YOUR GOAL
Scan the entries for lines with "back" and say how many there are, with nothing more.

RECORDS SHOWN
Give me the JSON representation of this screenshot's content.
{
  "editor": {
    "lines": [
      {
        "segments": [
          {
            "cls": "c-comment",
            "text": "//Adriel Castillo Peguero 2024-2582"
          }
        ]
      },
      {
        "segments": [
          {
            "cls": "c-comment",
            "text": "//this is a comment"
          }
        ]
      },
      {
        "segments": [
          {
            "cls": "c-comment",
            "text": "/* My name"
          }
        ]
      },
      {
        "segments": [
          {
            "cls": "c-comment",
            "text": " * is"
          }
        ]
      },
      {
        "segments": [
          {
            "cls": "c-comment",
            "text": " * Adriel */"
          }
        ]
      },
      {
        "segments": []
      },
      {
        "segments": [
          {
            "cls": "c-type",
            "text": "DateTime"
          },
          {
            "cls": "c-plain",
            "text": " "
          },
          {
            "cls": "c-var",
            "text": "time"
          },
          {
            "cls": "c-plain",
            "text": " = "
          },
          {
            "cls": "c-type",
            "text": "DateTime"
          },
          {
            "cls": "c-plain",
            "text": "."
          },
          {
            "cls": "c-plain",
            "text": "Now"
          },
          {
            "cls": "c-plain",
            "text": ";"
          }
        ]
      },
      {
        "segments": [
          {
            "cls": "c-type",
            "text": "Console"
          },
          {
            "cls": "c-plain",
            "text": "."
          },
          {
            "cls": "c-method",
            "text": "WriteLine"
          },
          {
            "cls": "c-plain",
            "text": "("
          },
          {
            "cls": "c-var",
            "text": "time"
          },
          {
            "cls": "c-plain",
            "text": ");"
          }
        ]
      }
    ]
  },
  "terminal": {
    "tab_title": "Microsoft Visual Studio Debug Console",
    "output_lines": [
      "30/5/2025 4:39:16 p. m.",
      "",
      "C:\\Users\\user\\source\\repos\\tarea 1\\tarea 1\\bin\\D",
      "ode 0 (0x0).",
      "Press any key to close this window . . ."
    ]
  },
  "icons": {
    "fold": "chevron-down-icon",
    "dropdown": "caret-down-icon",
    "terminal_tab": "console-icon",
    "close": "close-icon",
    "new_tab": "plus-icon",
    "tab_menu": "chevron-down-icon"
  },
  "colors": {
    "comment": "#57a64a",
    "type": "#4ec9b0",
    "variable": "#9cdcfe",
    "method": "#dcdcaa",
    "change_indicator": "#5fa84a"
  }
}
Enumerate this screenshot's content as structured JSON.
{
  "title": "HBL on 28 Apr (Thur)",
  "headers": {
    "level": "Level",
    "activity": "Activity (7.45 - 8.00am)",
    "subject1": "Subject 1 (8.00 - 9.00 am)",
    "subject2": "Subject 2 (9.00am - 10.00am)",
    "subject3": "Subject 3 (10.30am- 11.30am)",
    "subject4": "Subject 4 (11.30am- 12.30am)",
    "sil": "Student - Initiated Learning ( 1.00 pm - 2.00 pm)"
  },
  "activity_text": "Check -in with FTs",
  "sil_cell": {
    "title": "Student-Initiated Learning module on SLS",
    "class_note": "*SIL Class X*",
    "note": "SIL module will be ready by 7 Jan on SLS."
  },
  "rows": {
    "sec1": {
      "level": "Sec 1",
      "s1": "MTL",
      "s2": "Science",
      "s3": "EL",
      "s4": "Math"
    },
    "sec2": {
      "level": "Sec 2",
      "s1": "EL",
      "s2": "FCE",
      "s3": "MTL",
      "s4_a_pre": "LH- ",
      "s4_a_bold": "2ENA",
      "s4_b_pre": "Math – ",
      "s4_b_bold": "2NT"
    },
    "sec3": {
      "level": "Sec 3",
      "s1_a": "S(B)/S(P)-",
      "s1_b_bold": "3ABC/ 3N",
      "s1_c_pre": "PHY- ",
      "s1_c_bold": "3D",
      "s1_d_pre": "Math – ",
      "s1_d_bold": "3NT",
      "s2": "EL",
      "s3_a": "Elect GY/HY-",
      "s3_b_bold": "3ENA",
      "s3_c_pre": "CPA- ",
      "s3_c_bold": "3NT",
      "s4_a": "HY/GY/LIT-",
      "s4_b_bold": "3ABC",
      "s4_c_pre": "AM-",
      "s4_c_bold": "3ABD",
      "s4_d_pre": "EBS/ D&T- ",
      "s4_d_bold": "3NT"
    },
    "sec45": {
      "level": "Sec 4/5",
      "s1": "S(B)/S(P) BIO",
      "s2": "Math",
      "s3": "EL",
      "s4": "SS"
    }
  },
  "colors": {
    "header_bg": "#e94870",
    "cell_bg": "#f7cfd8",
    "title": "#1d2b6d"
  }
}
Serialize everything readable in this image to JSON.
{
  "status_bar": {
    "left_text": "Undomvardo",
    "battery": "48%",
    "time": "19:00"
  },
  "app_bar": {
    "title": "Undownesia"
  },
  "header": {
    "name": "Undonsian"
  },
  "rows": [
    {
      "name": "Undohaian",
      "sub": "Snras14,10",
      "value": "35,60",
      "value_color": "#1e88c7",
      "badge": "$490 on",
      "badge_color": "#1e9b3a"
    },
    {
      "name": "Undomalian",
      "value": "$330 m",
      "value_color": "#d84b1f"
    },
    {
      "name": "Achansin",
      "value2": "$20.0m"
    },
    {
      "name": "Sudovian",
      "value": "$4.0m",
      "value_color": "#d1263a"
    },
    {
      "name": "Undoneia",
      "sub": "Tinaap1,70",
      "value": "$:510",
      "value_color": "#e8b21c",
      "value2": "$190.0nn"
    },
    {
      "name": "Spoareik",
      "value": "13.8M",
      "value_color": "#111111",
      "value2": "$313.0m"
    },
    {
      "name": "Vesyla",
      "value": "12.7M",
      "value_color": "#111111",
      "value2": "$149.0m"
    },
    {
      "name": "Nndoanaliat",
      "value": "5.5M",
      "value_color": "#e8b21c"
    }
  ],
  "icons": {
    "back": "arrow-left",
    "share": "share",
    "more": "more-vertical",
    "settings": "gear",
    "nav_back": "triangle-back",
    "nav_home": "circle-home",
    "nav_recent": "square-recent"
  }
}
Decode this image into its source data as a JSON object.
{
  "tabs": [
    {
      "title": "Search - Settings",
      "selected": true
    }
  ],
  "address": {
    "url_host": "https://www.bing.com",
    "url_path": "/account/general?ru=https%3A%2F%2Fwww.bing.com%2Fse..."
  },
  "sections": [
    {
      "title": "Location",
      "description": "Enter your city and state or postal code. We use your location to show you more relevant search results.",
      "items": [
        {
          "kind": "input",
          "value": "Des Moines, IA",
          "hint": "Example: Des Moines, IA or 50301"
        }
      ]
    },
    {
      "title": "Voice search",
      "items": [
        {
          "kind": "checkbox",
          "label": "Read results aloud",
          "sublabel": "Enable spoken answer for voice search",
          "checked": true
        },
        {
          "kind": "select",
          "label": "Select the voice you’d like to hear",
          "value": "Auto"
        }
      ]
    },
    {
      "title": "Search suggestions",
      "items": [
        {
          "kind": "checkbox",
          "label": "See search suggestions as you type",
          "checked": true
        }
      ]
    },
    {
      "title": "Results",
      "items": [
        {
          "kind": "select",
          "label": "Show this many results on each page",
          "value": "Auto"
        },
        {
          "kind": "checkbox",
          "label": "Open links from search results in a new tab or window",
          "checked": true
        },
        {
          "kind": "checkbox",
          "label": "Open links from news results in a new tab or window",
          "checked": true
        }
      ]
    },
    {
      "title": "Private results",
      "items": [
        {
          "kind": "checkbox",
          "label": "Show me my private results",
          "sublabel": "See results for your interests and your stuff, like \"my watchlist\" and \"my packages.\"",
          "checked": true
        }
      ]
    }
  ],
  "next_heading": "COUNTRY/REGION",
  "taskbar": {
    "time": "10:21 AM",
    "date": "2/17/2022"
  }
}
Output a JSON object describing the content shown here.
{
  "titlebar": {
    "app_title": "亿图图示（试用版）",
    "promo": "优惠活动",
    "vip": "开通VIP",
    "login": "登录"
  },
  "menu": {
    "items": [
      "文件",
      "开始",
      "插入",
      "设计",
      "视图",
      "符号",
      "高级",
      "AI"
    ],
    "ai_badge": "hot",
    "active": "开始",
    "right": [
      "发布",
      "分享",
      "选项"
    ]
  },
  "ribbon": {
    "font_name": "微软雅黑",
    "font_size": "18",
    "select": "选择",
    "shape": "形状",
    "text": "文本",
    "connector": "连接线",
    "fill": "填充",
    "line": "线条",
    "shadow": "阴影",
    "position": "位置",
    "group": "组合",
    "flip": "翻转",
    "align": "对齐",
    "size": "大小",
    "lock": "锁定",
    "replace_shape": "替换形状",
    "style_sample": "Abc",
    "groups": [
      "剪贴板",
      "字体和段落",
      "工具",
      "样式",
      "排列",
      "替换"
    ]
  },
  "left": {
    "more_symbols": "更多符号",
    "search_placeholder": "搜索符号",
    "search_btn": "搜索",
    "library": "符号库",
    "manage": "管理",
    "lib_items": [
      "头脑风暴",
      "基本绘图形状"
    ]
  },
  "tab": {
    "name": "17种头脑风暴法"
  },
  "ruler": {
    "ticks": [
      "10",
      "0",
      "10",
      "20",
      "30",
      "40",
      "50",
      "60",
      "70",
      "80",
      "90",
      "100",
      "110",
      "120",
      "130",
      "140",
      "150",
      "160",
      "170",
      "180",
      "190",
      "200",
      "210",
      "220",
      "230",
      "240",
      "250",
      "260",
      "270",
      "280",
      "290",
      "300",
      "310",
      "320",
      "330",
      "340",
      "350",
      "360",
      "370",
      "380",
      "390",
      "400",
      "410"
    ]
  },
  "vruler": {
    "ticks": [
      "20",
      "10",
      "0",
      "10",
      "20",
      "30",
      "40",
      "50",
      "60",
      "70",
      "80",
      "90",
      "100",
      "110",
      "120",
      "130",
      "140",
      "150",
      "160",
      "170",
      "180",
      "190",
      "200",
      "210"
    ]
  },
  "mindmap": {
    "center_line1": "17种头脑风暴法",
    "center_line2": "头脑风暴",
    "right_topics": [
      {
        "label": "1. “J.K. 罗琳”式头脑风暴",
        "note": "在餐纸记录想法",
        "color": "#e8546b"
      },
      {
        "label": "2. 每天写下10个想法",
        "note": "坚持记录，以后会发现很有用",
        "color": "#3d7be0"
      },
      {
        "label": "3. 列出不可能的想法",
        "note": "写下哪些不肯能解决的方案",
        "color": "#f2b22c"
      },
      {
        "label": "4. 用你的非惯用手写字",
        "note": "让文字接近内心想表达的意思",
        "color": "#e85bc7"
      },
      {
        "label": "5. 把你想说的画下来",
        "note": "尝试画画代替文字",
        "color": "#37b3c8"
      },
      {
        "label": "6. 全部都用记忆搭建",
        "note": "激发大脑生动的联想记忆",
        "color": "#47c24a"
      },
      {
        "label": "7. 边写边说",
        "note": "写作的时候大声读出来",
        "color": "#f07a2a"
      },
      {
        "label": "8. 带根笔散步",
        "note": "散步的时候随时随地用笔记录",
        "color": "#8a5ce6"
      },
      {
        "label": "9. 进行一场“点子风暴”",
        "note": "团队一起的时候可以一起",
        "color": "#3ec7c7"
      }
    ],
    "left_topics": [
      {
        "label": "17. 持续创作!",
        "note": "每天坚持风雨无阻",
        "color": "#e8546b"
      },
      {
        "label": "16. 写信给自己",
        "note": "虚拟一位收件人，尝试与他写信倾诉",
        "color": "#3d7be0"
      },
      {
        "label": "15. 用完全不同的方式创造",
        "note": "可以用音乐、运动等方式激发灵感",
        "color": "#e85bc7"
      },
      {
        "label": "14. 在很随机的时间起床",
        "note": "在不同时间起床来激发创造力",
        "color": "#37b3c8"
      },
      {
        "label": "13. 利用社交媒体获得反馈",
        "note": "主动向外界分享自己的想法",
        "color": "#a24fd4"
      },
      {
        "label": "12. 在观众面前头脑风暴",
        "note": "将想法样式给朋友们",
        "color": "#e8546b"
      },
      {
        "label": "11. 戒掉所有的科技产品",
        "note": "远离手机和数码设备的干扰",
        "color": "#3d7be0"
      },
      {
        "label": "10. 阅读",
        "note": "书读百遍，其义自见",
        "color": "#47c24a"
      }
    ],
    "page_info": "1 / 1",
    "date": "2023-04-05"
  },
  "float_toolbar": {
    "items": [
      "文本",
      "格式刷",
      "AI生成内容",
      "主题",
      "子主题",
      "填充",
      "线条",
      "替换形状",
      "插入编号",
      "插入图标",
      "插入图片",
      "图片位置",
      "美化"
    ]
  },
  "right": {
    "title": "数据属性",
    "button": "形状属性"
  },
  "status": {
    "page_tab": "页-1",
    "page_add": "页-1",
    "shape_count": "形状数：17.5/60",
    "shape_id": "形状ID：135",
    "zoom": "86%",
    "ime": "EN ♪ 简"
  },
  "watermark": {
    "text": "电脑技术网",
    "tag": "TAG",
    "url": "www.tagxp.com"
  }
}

SOLUTION
2